Night of the Eagle (Hayers, 1961) & The Innocents (Clayton, 1961):
Rio Cinema, 2pm & 3.45pm
Time Out review of Night of the Eagle:
'Made on a comparatively low budget and adapted from Fritz Leiber's novel Conjure Wife, this is about a hardheaded psychology lecturer in a provincial university who gradually discovers that his wife Tanzie and some of his closest colleagues are practising witchcraft (in furtherance of campus politics). From the opening sequences in which Tanzie (Blair) scrambles frantically round her house searching for a witch-doll left by one of the faculty wives, the whole thing takes off into a kind of joyous amalgam of Rosemary's Baby and Who's Afraid of Virginia Woolf?
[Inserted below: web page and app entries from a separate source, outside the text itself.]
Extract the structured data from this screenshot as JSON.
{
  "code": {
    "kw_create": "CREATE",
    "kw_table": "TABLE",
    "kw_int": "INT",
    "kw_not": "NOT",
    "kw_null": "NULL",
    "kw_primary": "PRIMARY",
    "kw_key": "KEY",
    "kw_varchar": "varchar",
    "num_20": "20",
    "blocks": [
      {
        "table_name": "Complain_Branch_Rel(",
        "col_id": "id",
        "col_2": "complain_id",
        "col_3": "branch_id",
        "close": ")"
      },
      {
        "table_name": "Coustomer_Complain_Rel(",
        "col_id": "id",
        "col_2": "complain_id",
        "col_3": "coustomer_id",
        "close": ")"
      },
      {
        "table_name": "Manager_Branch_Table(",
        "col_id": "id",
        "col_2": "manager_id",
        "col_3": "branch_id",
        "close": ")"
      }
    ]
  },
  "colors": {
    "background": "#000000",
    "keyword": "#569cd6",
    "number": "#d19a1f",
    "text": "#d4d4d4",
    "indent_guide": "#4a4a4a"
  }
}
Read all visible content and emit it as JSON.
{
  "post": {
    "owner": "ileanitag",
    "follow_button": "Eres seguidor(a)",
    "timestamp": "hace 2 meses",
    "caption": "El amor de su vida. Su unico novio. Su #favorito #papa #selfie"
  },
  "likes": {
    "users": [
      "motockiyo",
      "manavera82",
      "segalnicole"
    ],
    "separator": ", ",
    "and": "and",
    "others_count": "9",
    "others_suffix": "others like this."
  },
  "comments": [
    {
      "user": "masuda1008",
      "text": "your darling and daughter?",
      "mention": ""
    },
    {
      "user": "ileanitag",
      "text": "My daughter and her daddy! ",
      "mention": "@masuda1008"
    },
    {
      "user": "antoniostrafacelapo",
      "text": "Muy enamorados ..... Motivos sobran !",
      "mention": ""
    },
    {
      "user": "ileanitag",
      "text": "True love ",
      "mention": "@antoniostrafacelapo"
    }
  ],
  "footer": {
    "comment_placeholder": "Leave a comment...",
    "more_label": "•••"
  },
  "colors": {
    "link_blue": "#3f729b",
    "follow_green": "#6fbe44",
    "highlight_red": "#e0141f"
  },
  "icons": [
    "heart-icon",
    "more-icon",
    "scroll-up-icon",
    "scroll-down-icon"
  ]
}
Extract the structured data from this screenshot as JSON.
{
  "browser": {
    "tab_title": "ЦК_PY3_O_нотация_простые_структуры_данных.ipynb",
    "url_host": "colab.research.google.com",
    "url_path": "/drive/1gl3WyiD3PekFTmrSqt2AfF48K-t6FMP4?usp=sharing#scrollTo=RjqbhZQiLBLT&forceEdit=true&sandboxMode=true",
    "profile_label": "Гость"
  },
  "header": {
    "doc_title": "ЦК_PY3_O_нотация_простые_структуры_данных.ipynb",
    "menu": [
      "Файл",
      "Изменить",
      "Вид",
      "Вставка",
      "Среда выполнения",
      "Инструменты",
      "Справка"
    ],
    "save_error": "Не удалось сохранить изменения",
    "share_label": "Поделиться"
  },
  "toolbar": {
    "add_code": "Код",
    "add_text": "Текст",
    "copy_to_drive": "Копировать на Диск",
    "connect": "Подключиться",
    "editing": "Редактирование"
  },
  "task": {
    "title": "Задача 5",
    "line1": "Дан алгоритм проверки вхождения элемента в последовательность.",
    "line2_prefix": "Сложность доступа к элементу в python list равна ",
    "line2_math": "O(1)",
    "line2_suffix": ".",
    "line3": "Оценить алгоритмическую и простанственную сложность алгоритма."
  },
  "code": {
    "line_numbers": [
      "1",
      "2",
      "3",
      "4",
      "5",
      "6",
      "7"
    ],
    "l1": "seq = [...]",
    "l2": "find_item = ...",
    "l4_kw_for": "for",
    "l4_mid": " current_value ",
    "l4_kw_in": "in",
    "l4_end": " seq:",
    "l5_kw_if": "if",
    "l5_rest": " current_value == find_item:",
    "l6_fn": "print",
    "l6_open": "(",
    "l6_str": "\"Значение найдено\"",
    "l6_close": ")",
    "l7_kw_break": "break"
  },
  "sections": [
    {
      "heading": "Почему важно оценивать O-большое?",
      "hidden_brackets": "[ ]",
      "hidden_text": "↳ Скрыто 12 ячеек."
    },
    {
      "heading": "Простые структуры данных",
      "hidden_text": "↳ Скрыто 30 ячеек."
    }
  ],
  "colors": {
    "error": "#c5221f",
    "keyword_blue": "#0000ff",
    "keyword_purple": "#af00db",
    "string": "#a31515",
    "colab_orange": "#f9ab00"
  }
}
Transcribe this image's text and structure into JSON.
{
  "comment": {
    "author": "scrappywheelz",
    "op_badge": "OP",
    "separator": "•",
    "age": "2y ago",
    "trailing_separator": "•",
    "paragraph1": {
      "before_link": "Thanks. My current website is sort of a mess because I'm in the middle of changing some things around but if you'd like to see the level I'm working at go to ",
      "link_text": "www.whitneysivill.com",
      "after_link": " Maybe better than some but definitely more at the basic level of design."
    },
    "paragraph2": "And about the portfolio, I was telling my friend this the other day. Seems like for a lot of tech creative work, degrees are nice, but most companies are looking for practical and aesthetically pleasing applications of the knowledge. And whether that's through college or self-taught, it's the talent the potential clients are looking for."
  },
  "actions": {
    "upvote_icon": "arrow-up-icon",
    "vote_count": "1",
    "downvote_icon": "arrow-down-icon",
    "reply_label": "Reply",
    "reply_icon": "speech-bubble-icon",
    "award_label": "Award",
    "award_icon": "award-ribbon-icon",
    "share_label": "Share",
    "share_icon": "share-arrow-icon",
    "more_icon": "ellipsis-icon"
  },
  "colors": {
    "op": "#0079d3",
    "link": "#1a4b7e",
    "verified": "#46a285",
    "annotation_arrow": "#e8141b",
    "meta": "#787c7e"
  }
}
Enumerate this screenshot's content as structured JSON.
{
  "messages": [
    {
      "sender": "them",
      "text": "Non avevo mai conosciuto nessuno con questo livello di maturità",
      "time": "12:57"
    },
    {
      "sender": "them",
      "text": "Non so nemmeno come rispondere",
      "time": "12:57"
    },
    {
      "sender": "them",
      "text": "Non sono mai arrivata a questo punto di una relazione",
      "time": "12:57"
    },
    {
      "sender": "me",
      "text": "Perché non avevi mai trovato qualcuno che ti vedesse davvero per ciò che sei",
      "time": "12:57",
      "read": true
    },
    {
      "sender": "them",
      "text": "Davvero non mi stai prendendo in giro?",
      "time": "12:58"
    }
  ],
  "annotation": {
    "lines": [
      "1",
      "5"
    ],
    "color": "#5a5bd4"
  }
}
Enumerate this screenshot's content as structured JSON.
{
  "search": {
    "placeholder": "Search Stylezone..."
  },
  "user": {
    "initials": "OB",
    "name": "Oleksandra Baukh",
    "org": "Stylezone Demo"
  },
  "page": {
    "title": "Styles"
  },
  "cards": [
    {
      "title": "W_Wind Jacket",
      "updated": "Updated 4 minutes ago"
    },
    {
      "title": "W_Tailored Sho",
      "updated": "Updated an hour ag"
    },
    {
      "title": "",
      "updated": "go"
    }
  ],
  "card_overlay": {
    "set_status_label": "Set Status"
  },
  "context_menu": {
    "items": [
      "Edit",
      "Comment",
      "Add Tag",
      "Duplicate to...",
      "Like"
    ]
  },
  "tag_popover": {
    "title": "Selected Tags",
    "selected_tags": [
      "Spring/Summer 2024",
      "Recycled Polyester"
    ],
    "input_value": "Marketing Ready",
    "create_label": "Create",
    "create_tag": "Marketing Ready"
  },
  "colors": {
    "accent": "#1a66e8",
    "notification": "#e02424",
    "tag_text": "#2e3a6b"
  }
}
There are one or two irritations in the phony Americanised look of the college students, and in the miscasting of Janet Blair; but Sidney Hayers shoots the whole thing with an almost Wellesian flourish, and the script (by Charles Beaumont and Richard Matheson) is structured with incredible tightness as the sane, rational outlook of the hero (Wyngarde) is gradually dislocated by the world of madness and dreams.' David Pirie
Here is an extract
Time Out review of The Innocents:
'Miss Giddens (Deborah Kerr) isn’t a very experienced governess so she can’t be certain, but surely orphans Miles (Martin Stephens) and Flora (Pamela Franklin) aren’t like other children. They’re polite, of course, to the point of being patronising (‘my dear,’ they call her), and their dark, placid eyes defy suspicion, but there’s something unsettling in his self-possession, macabre in her delights (‘Oh, look, a lovely spider. And it’s eating a butterfly!’). Having already experienced weird apparitions on her arrival at Bly, the beautiful country estate to which the children’s indifferent uncle has consigned them, the governess learns of the violent deaths of her wanton predecessor and her cruel lover, and begins to suspect a supernatural cause for her charges’ unsettling behaviour. And so Miss Giddens’ war on terror begins; but does Bly have nothing to fear but fear itself?
Adapted (by Truman Capote and John Mortimer, among others) from Henry James’s ‘The Turn of the Screw’, Jack Clayton’s 1961 chiller lives up to the story’s title, incrementally tightening the nerves through suggestive technical artistry in a way that few contemporary ghost stories manage. The story’s profound, unsettling ambiguity is perfectly served by Georges Auric’s soundtrack of laughs and whispers and the constricting or fleeting forms at the edges of Freddie Francis’s B&W ’Scope frame (seen here in a new print). Meanwhile, slow fades and a bravura dream sequence hint at the blurring of boundaries – between life and death, rationality and imagination – that so disturbs Miss Giddens, endowed by Kerr with a frisson of hysteria from the start. Whatever is happening, she knows it is ‘something secretive and whispery and indecent’.' Ben Walters
Here is an extract.